U.S. Transportation Secretary Pete Buttigieg acknowledges it is not “going to be easy” to achieve bipartisanship in an infrastructure bill.
During his appearance on CNN’s “New Day,” Buttigieg was asked if he would pursue an infrastructure bill through the process of reconciliation which would not require Republican support.
“I think we should seek to earn as many votes across the aisle as possible, definitely on this rescue plan,” Buttigieg said.
He added, “There’s clear bipartisan support among the American people, among American elected officials at least if you’re talking to mayors and hopefully that will be reflected on the hill.”
Watch his comments below:

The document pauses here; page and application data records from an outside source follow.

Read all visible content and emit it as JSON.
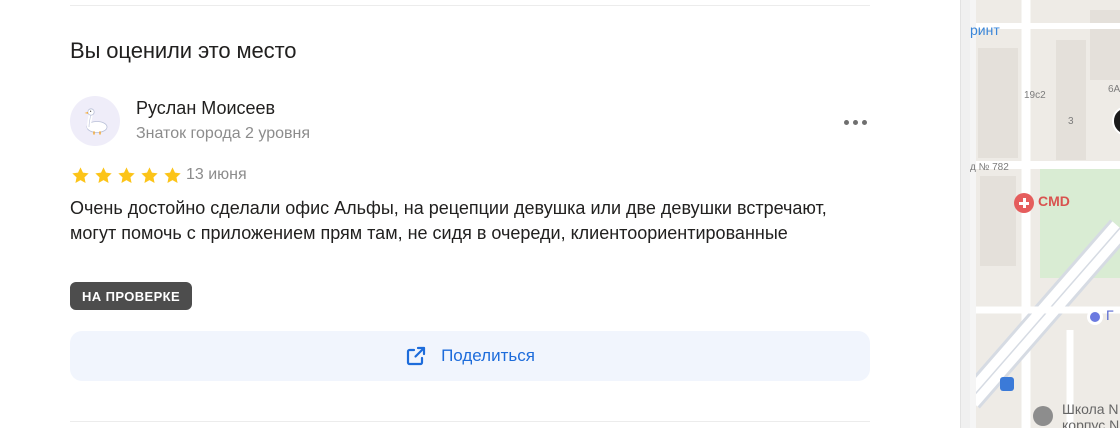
{
  "section": {
    "title": "Вы оценили это место"
  },
  "review": {
    "author_name": "Руслан Моисеев",
    "author_level": "Знаток города 2 уровня",
    "avatar_icon": "goose-avatar-icon",
    "rating": 5,
    "rating_max": 5,
    "date": "13 июня",
    "text": "Очень достойно сделали офис Альфы, на рецепции девушка или две девушки встречают, могут помочь с приложением прям там, не сидя в очереди, клиентоориентированные",
    "status_badge": "НА ПРОВЕРКЕ",
    "more_icon": "more-dots-icon"
  },
  "share": {
    "label": "Поделиться",
    "icon": "share-external-icon"
  },
  "map": {
    "labels": {
      "top": "ринт",
      "building_1": "19с2",
      "building_2": "6А",
      "building_3": "3",
      "street": "д № 782",
      "poi_red": "CMD",
      "poi_blue": "Г",
      "school_line1": "Школа N",
      "school_line2": "корпус N"
    }
  },
  "colors": {
    "accent": "#1d6cdb",
    "star": "#fcc419",
    "badge_bg": "#4d4d4d",
    "share_bg": "#f1f5fd"
  }
}
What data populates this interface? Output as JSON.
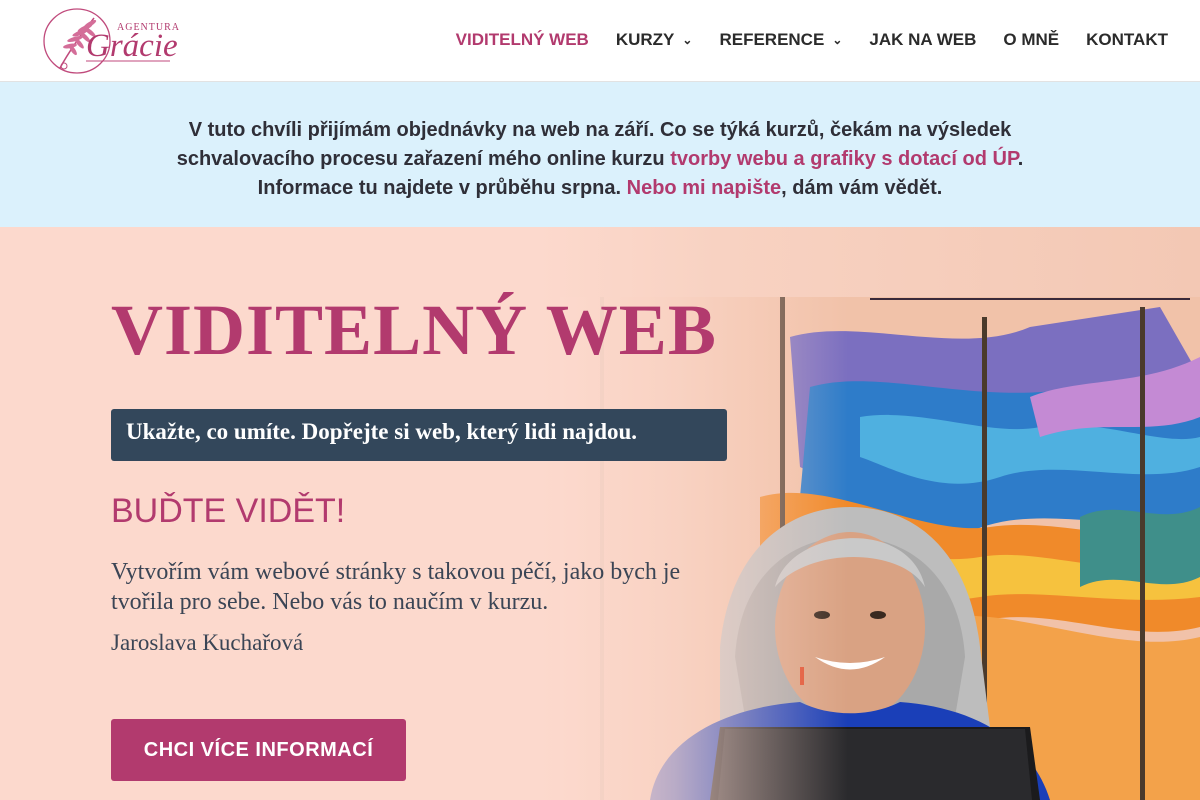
{
  "logo": {
    "small_text": "AGENTURA",
    "main_text": "Grácie"
  },
  "nav": {
    "items": [
      {
        "label": "VIDITELNÝ WEB"
      },
      {
        "label": "KURZY"
      },
      {
        "label": "REFERENCE"
      },
      {
        "label": "JAK NA WEB"
      },
      {
        "label": "O MNĚ"
      },
      {
        "label": "KONTAKT"
      }
    ]
  },
  "notice": {
    "line1": "V tuto chvíli přijímám objednávky na web na září. Co se týká kurzů, čekám na výsledek",
    "line2_before": "schvalovacího procesu zařazení mého online kurzu ",
    "line2_link": "tvorby webu a grafiky s dotací od ÚP",
    "line2_after": ".",
    "line3_before": "Informace tu najdete v průběhu srpna. ",
    "line3_link": "Nebo mi napište",
    "line3_after": ", dám vám vědět."
  },
  "hero": {
    "title": "VIDITELNÝ WEB",
    "tagline": "Ukažte, co umíte. Dopřejte si web, který lidi najdou.",
    "subheading": "BUĎTE VIDĚT!",
    "description": "Vytvořím vám webové stránky s takovou péčí, jako bych je tvořila pro sebe. Nebo vás to naučím v kurzu.",
    "author": "Jaroslava Kuchařová",
    "cta_label": "CHCI VÍCE INFORMACÍ"
  },
  "colors": {
    "accent": "#b23a6e",
    "notice_bg": "#dbf1fc",
    "hero_bg": "#fcd9cd",
    "tagline_bg": "#33475b"
  }
}
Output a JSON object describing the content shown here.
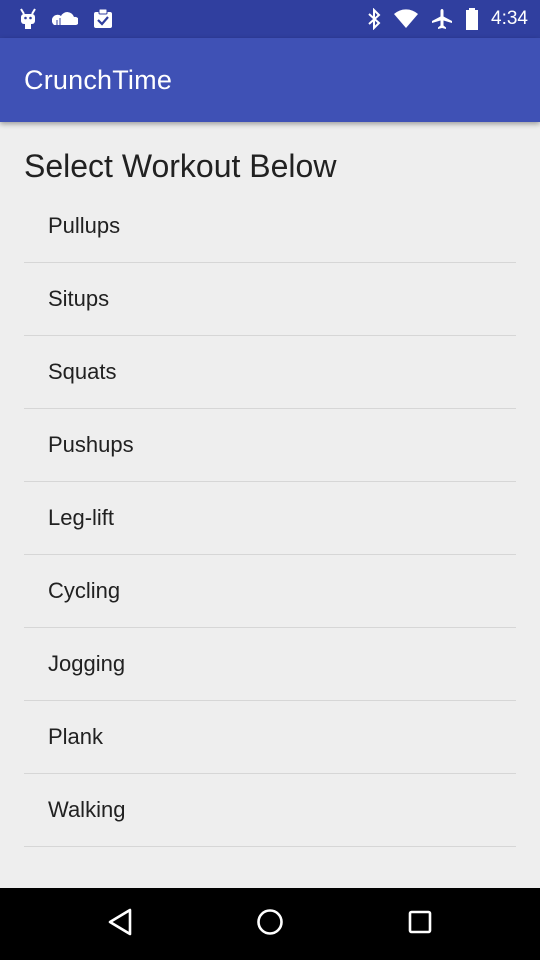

“I’m not saying it’s going to be easy,” Transportation @SecretaryPete Buttigieg says on seeking bipartisanship in an infrastructure bill, adding that “it’s very clear … by things like what Texans are suffering through this week, that America cannot wait any longer” pic.twitter.com/ddSHzi70ZE— New Day (@NewDay) February 19, 2021
Host Jim Sciutto pushed back and suggested “the political incentives are nasty” and many Republicans “calculate helping a Democratic administration is only going to hurt me.”
He asked Buttigieg if he sees the dynamic changing on the issue of infrastructure.
“I’m not saying it’s going to be easy,” he said.
Buttigieg explained, “There’s a reason that it hasn’t happened yet, but I think we’ve come to a moment where it’s very clear in some cases crushingly and bluntly made clear by things like what Texans are suffering through this week, that America cannot wait any longer, that we can’t afford not to act.”
He unveiled his $1 trillion infrastructure plan in January designed to provide state and local governments with funding to revive the nation’s transportation networks, increase clean water supply, and expand broadband internet.
“Under my administration, local governments will finally have a partner in Washington,” Buttigieg wrote. “As a former mayor, I know that priority-based budgets made locally are better than budget-based priorities set in Washington.”
In the plan, he criticized the way the Trump administration handled infrastructure, saying it “has been incapable of keeping its promise to pass major infrastructure legislation, and critical projects around the country are stalled because of it.”
He continued, “Meanwhile, our roads and bridges crumble, our schools fall into disrepair, water systems poison our children, and our flood protection systems fail as climate change accelerates.”